Paul Di Resta on Friday became the fourth casualty this year to have an issue with the rubber, with the Scot losing the tread on the left rear tyre of his Force India in second practice ahead of Sunday's Spanish Grand Prix.
It brought an early end to Di Resta's session at Barcelona's Circuit de Catalunya, forcing Pirelli into another investigation as to the cause, with the outcome appearing to be a debris-induced cut.
Pirelli motorsport director Paul Hembery has no concerns with regard to the safety aspect, but appreciates from a visual point of view the incidents so far are not a good reflection on the Italian company.
"As a consequence of this year having a much more resistant belt pack made of very-high-tensile steel, it's very hard for any object to penetrate," said Hembery, speaking to Press Association Sport.
"So with the few incidents we've had this year, which is not exactly higher in terms of statistics compared to previous seasons, the mode of failure has changed.

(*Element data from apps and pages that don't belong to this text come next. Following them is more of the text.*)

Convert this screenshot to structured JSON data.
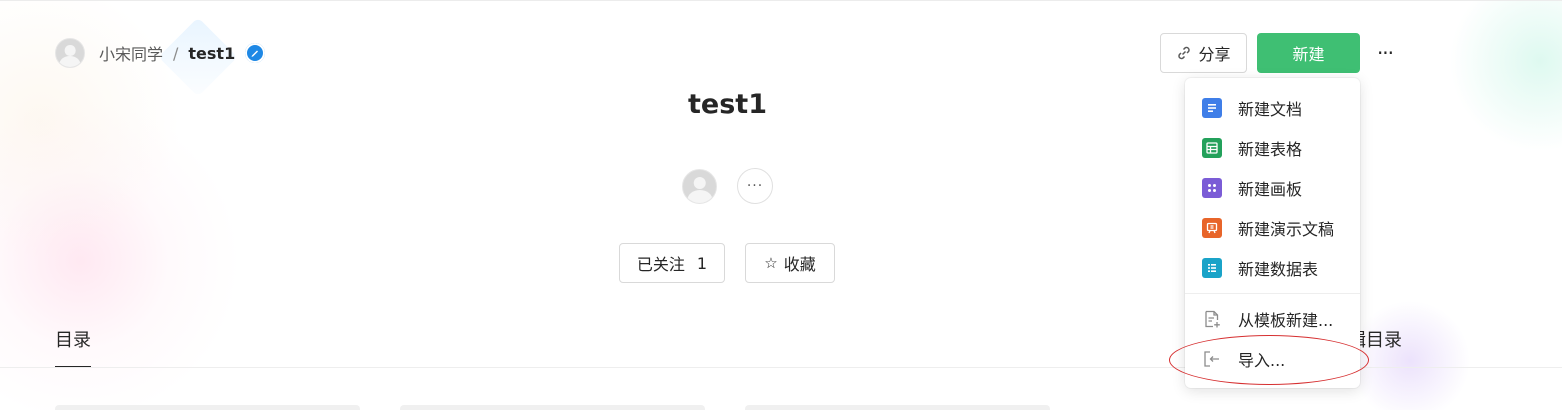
{
  "breadcrumb": {
    "user": "小宋同学",
    "separator": "/",
    "book": "test1"
  },
  "header": {
    "share_label": "分享",
    "new_label": "新建",
    "more_label": "···"
  },
  "book": {
    "title": "test1",
    "more_members_label": "···",
    "follow_label": "已关注",
    "follow_count": "1",
    "star_label": "收藏",
    "star_glyph": "☆"
  },
  "tabs": {
    "toc_label": "目录",
    "edit_toc_label": "编辑目录"
  },
  "dropdown": {
    "items": [
      {
        "label": "新建文档",
        "icon": "doc-icon",
        "color": "#3f7ee8"
      },
      {
        "label": "新建表格",
        "icon": "sheet-icon",
        "color": "#23a15b"
      },
      {
        "label": "新建画板",
        "icon": "board-icon",
        "color": "#7b5cd6"
      },
      {
        "label": "新建演示文稿",
        "icon": "slides-icon",
        "color": "#e8652a"
      },
      {
        "label": "新建数据表",
        "icon": "datatable-icon",
        "color": "#1aa3c8"
      }
    ],
    "template_label": "从模板新建...",
    "import_label": "导入..."
  },
  "colors": {
    "primary_green": "#3fbf73",
    "verified_blue": "#1e88e5",
    "annotation_red": "#d63031"
  }
}
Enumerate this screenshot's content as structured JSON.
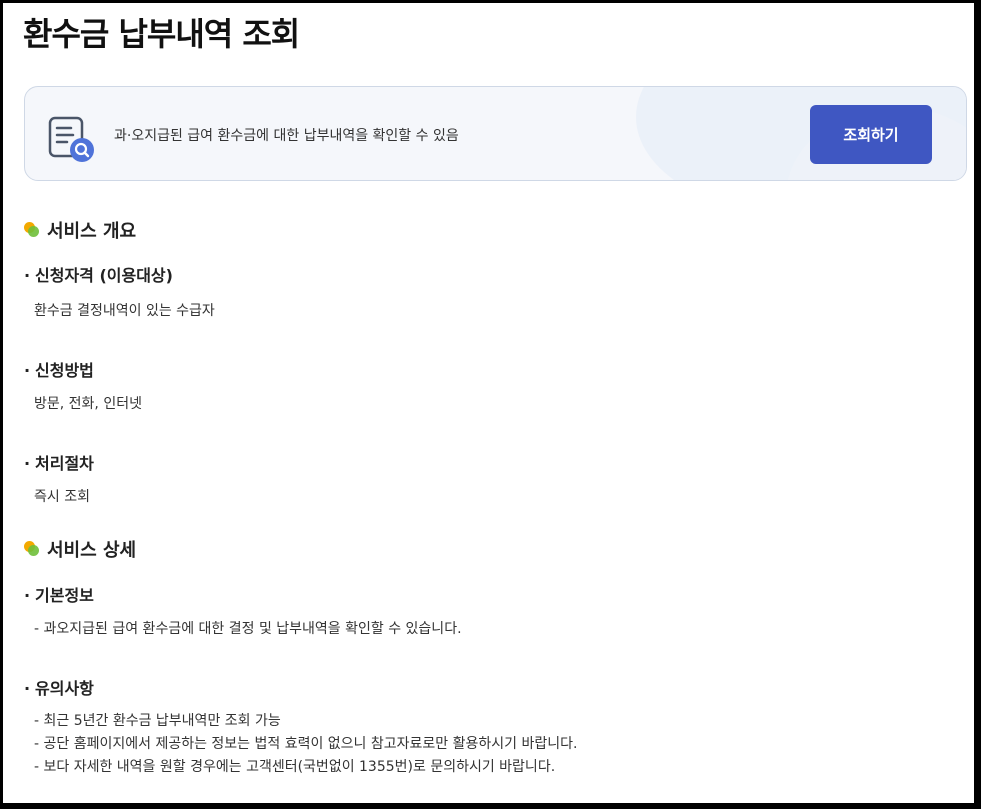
{
  "page_title": "환수금 납부내역 조회",
  "banner": {
    "description": "과·오지급된 급여 환수금에 대한 납부내역을 확인할 수 있음",
    "lookup_button": "조회하기",
    "icon": "document-search-icon"
  },
  "overview": {
    "title": "서비스 개요",
    "eligibility": {
      "heading": "신청자격 (이용대상)",
      "body": "환수금 결정내역이 있는 수급자"
    },
    "method": {
      "heading": "신청방법",
      "body": "방문, 전화, 인터넷"
    },
    "procedure": {
      "heading": "처리절차",
      "body": "즉시 조회"
    }
  },
  "detail": {
    "title": "서비스 상세",
    "basic_info": {
      "heading": "기본정보",
      "body": "- 과오지급된 급여 환수금에 대한 결정 및 납부내역을 확인할 수 있습니다."
    },
    "notes": {
      "heading": "유의사항",
      "lines": [
        "- 최근 5년간 환수금 납부내역만 조회 가능",
        "- 공단 홈페이지에서 제공하는 정보는 법적 효력이 없으니 참고자료로만 활용하시기 바랍니다.",
        "- 보다 자세한 내역을 원할 경우에는 고객센터(국번없이 1355번)로 문의하시기 바랍니다."
      ]
    }
  },
  "colors": {
    "button": "#3f57c2",
    "banner_bg": "#f5f7fb",
    "dot_orange": "#f2a900",
    "dot_green": "#6fbf3a"
  }
}
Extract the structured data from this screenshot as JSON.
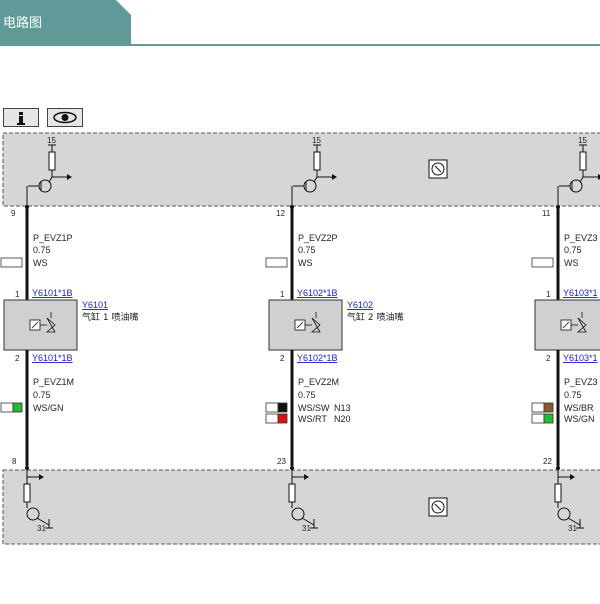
{
  "header": {
    "title": "电路图",
    "bar_color": "#5f9a98"
  },
  "toolbar": {
    "info_button": "i",
    "view_button": "eye-icon"
  },
  "top_module": {
    "supply_label": "15"
  },
  "bottom_module": {
    "ground_label": "31"
  },
  "circuits": [
    {
      "top_pin": "9",
      "wire_top_name": "P_EVZ1P",
      "wire_top_size": "0.75",
      "wire_top_color": "WS",
      "conn_top_pin": "1",
      "conn_top_ref": "Y6101*1B",
      "comp_ref": "Y6101",
      "comp_desc": "气缸 1 喷油嘴",
      "conn_bot_pin": "2",
      "conn_bot_ref": "Y6101*1B",
      "wire_bot_name": "P_EVZ1M",
      "wire_bot_size": "0.75",
      "wire_bot_colors": [
        {
          "code": "WS/GN",
          "swatch": "#22bb33",
          "net": ""
        }
      ],
      "bot_pin": "8"
    },
    {
      "top_pin": "12",
      "wire_top_name": "P_EVZ2P",
      "wire_top_size": "0.75",
      "wire_top_color": "WS",
      "conn_top_pin": "1",
      "conn_top_ref": "Y6102*1B",
      "comp_ref": "Y6102",
      "comp_desc": "气缸 2 喷油嘴",
      "conn_bot_pin": "2",
      "conn_bot_ref": "Y6102*1B",
      "wire_bot_name": "P_EVZ2M",
      "wire_bot_size": "0.75",
      "wire_bot_colors": [
        {
          "code": "WS/SW",
          "swatch": "#111111",
          "net": "N13"
        },
        {
          "code": "WS/RT",
          "swatch": "#dd1111",
          "net": "N20"
        }
      ],
      "bot_pin": "23"
    },
    {
      "top_pin": "11",
      "wire_top_name": "P_EVZ3",
      "wire_top_size": "0.75",
      "wire_top_color": "WS",
      "conn_top_pin": "1",
      "conn_top_ref": "Y6103*1",
      "comp_ref": "",
      "comp_desc": "",
      "conn_bot_pin": "2",
      "conn_bot_ref": "Y6103*1",
      "wire_bot_name": "P_EVZ3",
      "wire_bot_size": "0.75",
      "wire_bot_colors": [
        {
          "code": "WS/BR",
          "swatch": "#8b5a2b",
          "net": ""
        },
        {
          "code": "WS/GN",
          "swatch": "#22bb33",
          "net": ""
        }
      ],
      "bot_pin": "22"
    }
  ]
}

"Last year the tyre would have deflated completely and dropped down on the wheel, which is a failure people are more accustomed to seeing - but which is equally not as nice.
"This year the tyre is remaining inflated and the weak point becomes the tread, so when you get a cut it heats up and then goes away in one piece.
"With Paul's tyre we still haven't put all the pieces together, but if we take what we've seen in all the other three cases we've had we have always found a cut or something that has created the situation.
"We would like to find a way of changing that because it doesn't look very good from an image point of view."
Although changes to the structure of the tyre could be made, there would be consequences, according to Hembery.
"We would have to look at changing some parts of the structure, which is something we can do," explained Hembery.
"But we would need to balance that with what impact it might have on the teams because they have a lot of data that's based on this year's structure which influences aerodynamics.
"Also there is a lack of testing. Some of the solutions we might need would need some more extensive testing, so we are caught in between a bit of a rock and a hard place.
"But we do take these things seriously. We're looking at it to see if we can change this mode of failure, the visibility of it and turn it into something that is less dramatic from a visual point of view.
"It's a tough job being in the tyre business because things like this tend to go on film highlights, along with crashes and things like that."